(Dataset rows for apps and sites)
· · · · · · ·
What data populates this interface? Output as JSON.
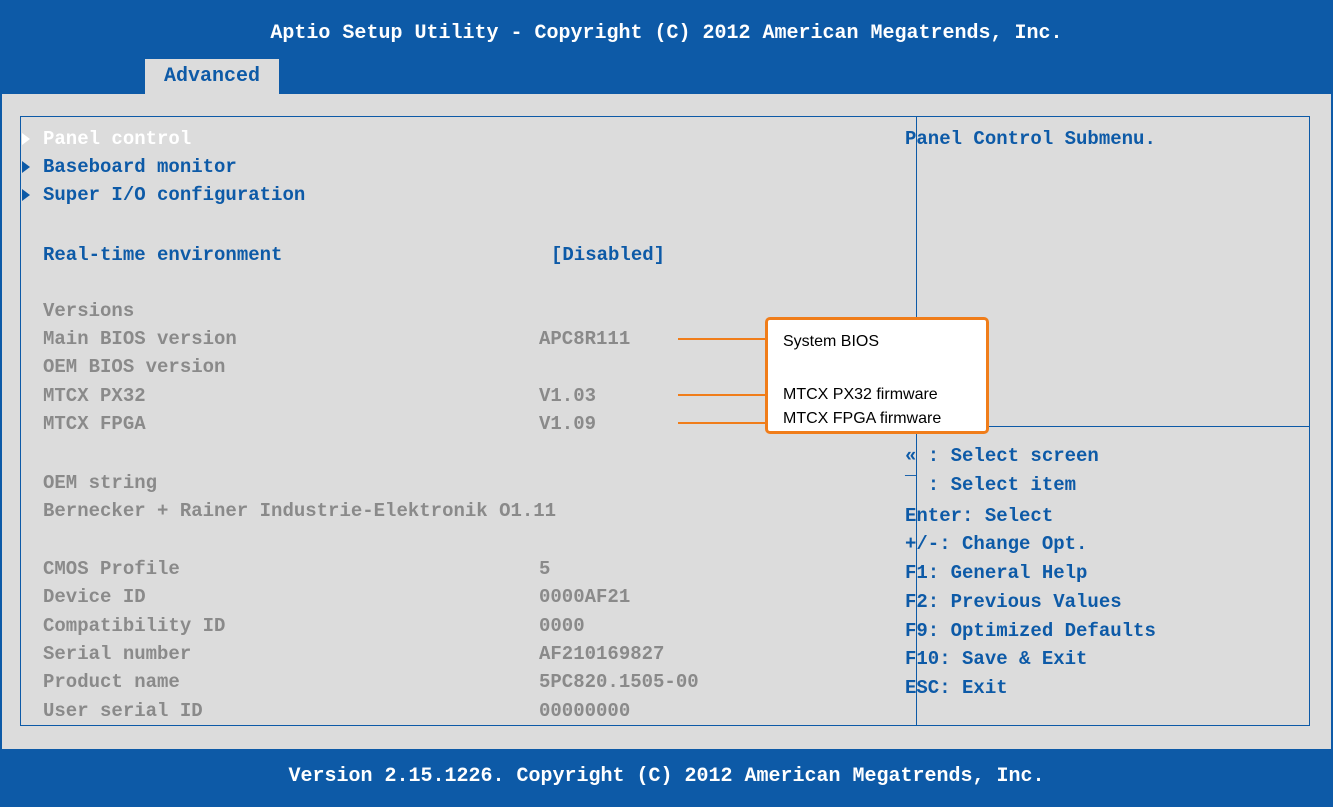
{
  "header": {
    "title": "Aptio Setup Utility - Copyright (C) 2012 American Megatrends, Inc.",
    "tab_label": "Advanced"
  },
  "menu": {
    "panel_control": "Panel control",
    "baseboard_monitor": "Baseboard monitor",
    "super_io": "Super I/O configuration",
    "realtime_label": "Real-time environment",
    "realtime_value": "[Disabled]"
  },
  "info": {
    "versions_heading": "Versions",
    "main_bios_label": "Main BIOS version",
    "main_bios_value": "APC8R111",
    "oem_bios_label": "OEM BIOS version",
    "mtcx_px32_label": "MTCX PX32",
    "mtcx_px32_value": "V1.03",
    "mtcx_fpga_label": "MTCX FPGA",
    "mtcx_fpga_value": "V1.09",
    "oem_string_label": "OEM string",
    "oem_string_value": "Bernecker + Rainer Industrie-Elektronik O1.11",
    "cmos_label": "CMOS Profile",
    "cmos_value": "5",
    "device_id_label": "Device ID",
    "device_id_value": "0000AF21",
    "compat_id_label": "Compatibility ID",
    "compat_id_value": "0000",
    "serial_label": "Serial number",
    "serial_value": "AF210169827",
    "product_label": "Product name",
    "product_value": "5PC820.1505-00",
    "user_serial_label": "User serial ID",
    "user_serial_value": "00000000"
  },
  "help": {
    "description": "Panel Control Submenu.",
    "keys": [
      "« : Select screen",
      "¯ : Select item",
      "Enter: Select",
      "+/-: Change Opt.",
      "F1: General Help",
      "F2: Previous Values",
      "F9: Optimized Defaults",
      "F10: Save & Exit",
      "ESC: Exit"
    ]
  },
  "callout": {
    "system_bios": "System BIOS",
    "px32_firmware": "MTCX PX32 firmware",
    "fpga_firmware": "MTCX FPGA firmware"
  },
  "footer": {
    "text": "Version 2.15.1226. Copyright (C) 2012 American Megatrends, Inc."
  },
  "colors": {
    "accent": "#0d5aa7",
    "background": "#dcdcdc",
    "callout": "#f07d1a"
  }
}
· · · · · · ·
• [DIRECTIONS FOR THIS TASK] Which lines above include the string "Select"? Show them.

• [ANSWER FOR THIS EXERCISE]
      "« : Select screen",
      "¯ : Select item",
      "Enter: Select",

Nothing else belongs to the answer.